The Greek parliament has approved a deeply unpopular austerity bill to secure a second bailout from the European Union and the International Monetary Fund.
But the 130 billion euro rescue package comes at a price many in the country think too high.
Angry debate in the parliament leading up to the crucial vote stretched the unity of the Greek government to the limit. Deputies who refused to back the austerity bill have been expelled from their parties.
The bill sets out 3.3 billion euros worth of cuts including the loss of 15,000 public-sector jobs, and a 20 per cent slash in the minimum wage.
If the vote had gone the other way Greece would not have been able to service its debt which would have lead to a catastrophic default next month and certain withdrawal from the eurozone.
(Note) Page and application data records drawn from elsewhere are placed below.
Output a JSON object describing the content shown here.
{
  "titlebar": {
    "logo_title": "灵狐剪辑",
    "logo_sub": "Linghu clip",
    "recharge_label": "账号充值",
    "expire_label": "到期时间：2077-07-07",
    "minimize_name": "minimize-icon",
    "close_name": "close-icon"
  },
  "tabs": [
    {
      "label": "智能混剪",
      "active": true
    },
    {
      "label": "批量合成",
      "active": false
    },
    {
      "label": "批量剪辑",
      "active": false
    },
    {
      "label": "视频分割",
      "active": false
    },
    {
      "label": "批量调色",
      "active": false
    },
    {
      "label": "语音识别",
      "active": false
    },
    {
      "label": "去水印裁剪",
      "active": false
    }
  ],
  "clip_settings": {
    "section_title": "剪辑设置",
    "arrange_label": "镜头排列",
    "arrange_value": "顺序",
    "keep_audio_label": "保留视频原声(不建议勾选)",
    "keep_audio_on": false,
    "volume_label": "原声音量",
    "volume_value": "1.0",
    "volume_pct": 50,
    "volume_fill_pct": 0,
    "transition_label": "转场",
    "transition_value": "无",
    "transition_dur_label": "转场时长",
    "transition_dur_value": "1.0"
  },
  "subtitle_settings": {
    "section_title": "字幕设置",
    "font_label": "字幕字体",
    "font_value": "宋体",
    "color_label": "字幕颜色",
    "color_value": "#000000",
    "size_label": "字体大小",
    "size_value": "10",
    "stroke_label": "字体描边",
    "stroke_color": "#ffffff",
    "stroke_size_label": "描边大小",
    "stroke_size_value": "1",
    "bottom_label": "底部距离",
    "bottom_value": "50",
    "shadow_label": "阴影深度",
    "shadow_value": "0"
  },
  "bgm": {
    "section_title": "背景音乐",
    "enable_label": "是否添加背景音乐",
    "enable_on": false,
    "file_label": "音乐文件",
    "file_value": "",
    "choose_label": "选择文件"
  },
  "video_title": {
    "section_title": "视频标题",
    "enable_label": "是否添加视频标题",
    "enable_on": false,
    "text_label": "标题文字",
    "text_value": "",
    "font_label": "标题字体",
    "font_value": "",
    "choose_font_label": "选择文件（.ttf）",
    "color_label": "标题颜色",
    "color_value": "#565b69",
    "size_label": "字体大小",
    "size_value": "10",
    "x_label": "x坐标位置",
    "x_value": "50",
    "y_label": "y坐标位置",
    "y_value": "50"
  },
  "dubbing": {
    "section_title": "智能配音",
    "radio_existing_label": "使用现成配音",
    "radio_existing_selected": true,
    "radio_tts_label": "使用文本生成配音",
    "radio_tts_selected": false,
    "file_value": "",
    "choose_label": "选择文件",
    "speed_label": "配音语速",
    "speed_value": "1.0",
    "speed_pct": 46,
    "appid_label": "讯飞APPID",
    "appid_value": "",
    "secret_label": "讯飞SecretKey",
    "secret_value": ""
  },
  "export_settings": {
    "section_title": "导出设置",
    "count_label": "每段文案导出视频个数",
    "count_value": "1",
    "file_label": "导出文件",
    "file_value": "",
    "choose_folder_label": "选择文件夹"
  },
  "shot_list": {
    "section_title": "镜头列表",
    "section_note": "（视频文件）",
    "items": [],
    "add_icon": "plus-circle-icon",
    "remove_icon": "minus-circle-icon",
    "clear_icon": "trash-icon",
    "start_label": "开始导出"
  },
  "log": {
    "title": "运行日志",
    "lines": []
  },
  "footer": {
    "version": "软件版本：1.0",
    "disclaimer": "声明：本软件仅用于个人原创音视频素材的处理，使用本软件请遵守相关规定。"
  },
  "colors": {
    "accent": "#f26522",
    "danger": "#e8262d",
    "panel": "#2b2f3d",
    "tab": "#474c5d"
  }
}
Last week the EU and the IMF promised the funds needed but in return for a clear commitment from Greek political leaders that they will implement the reforms whoever wins an election, likely to be held in April.